Magnetic stimulation of human primary motor cortex (M1) paired with electrical stimulation of a peripheral motor nerve has been used to produce a lasting modulation of corticomotor (CM) excitability. This 'paired associative stimulation' (PAS) protocol has been used to induce bidirectional changes in excitability in upper limb CM pathways. The present study(More)
The recovery of coordinated motor function after stroke onset has been associated with the practice of upper limb movements that required the activation of homologous muscles. This pilot study investigated whether repetitive bimanual coordinated movements enhanced upper limb corticomotor (CM) excitability and motor function poststroke. Patients practiced(More)
OBJECTIVE To assess corticomotor (CM) excitability of the antagonist biceps brachii (BB) post-stroke in preparation for pronator contraction. In healthy subjects, we previously demonstrated that prior to pronator contraction CM excitability of the antagonist BB was suppressed. METHODS Transcranial magnetic stimulation (TMS) was used to assess(More)
Subjects performed a bimanual circle-tracing task in time with an auditory metronome while restricted to moving with either proximal or distal musculature of the upper limb. Patterns were made in symmetric or asymmetric directions with respect to the midline. Symmetric patterns were more stable than asymmetric patterns. In response to a visual stimulus,(More)
The brain is a plastic organ with a capability to reorganize in response to behavior and/or injury. Following injury to the motor cortex or emergent corticospinal pathways, recovery of function depends on the capacity of surviving anatomical resources to recover and repair in response to task-specific training. One such area implicated in poststroke(More)
Terminating a voluntary muscle contraction is an important aspect of motor control, and yet, its neurophysiology is unclear.

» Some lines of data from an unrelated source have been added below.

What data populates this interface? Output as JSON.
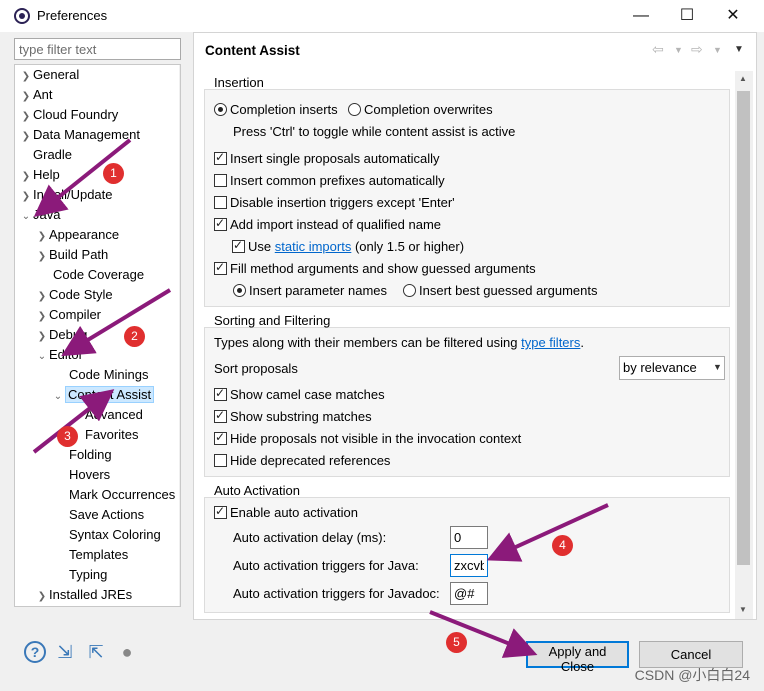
{
  "window": {
    "title": "Preferences",
    "minimize": "—",
    "maximize": "☐",
    "close": "✕"
  },
  "filter": {
    "placeholder": "type filter text"
  },
  "tree": {
    "general": "General",
    "ant": "Ant",
    "cloud_foundry": "Cloud Foundry",
    "data_management": "Data Management",
    "gradle": "Gradle",
    "help": "Help",
    "install_update": "Install/Update",
    "java": "Java",
    "appearance": "Appearance",
    "build_path": "Build Path",
    "code_coverage": "Code Coverage",
    "code_style": "Code Style",
    "compiler": "Compiler",
    "debug": "Debug",
    "editor": "Editor",
    "code_minings": "Code Minings",
    "content_assist": "Content Assist",
    "advanced": "Advanced",
    "favorites": "Favorites",
    "folding": "Folding",
    "hovers": "Hovers",
    "mark_occurrences": "Mark Occurrences",
    "save_actions": "Save Actions",
    "syntax_coloring": "Syntax Coloring",
    "templates": "Templates",
    "typing": "Typing",
    "installed_jres": "Installed JREs"
  },
  "page": {
    "title": "Content Assist"
  },
  "insertion": {
    "label": "Insertion",
    "completion_inserts": "Completion inserts",
    "completion_overwrites": "Completion overwrites",
    "hint": "Press 'Ctrl' to toggle while content assist is active",
    "single_proposals": "Insert single proposals automatically",
    "common_prefixes": "Insert common prefixes automatically",
    "disable_triggers": "Disable insertion triggers except 'Enter'",
    "add_import": "Add import instead of qualified name",
    "use": "Use",
    "static_imports": "static imports",
    "only_15": "(only 1.5 or higher)",
    "fill_method_args": "Fill method arguments and show guessed arguments",
    "insert_param_names": "Insert parameter names",
    "insert_best_guessed": "Insert best guessed arguments"
  },
  "sorting": {
    "label": "Sorting and Filtering",
    "types_text": "Types along with their members can be filtered using",
    "type_filters": "type filters",
    "period": ".",
    "sort_proposals": "Sort proposals",
    "sort_value": "by relevance",
    "camel_case": "Show camel case matches",
    "substring": "Show substring matches",
    "hide_not_visible": "Hide proposals not visible in the invocation context",
    "hide_deprecated": "Hide deprecated references"
  },
  "auto_activation": {
    "label": "Auto Activation",
    "enable": "Enable auto activation",
    "delay_label": "Auto activation delay (ms):",
    "delay_value": "0",
    "java_label": "Auto activation triggers for Java:",
    "java_value": "zxcvb",
    "javadoc_label": "Auto activation triggers for Javadoc:",
    "javadoc_value": "@#"
  },
  "buttons": {
    "apply_close": "Apply and Close",
    "cancel": "Cancel"
  },
  "bottom_icons": {
    "help": "?",
    "import": "⇲",
    "export": "⇱",
    "record": "●"
  },
  "annotations": {
    "b1": "1",
    "b2": "2",
    "b3": "3",
    "b4": "4",
    "b5": "5"
  },
  "watermark": "CSDN @小白白24",
  "colors": {
    "selection": "#cce8ff",
    "link": "#0066cc",
    "annotation": "#8b1a7a",
    "badge": "#e02f2f",
    "default_button_border": "#0078d7"
  }
}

The objective of this study was to determine the role of short-interval intracortical inhibition (SICI) by comparing SICIs during relaxation from a power grip versus during a sustained power grip at the matching muscle activity level.(More)
Research into mechanisms for inducing long-lasting increases in human motor system excitability holds great promise for two prime reasons. First, the research may provide a better understanding of the role of cortex in human movement. Second, an induced increase in the excitability of the motor system during walking re-training following neural injury may(More)
The phasic modulation of wrist flexor corticomotor disinhibition has previously been demonstrated during the flexion phase of rhythmical passive flexion-extension of the human wrist. Here we ask if rhythmical bimanual flexion-extension movements of the wrists of neurologically intact subjects, modulate inhibitory activity in the motor cortex. In the first(More)
What are the neuroplastic mechanisms that allow some stroke patients to regain high-quality control of their paretic leg, when others do not? One theory implicates ipsilateral corticospinal pathways projecting from the non-lesioned hemisphere. We devised a new transcranial magnetic stimulation protocol to identify ipsilateral corticospinal tract(More)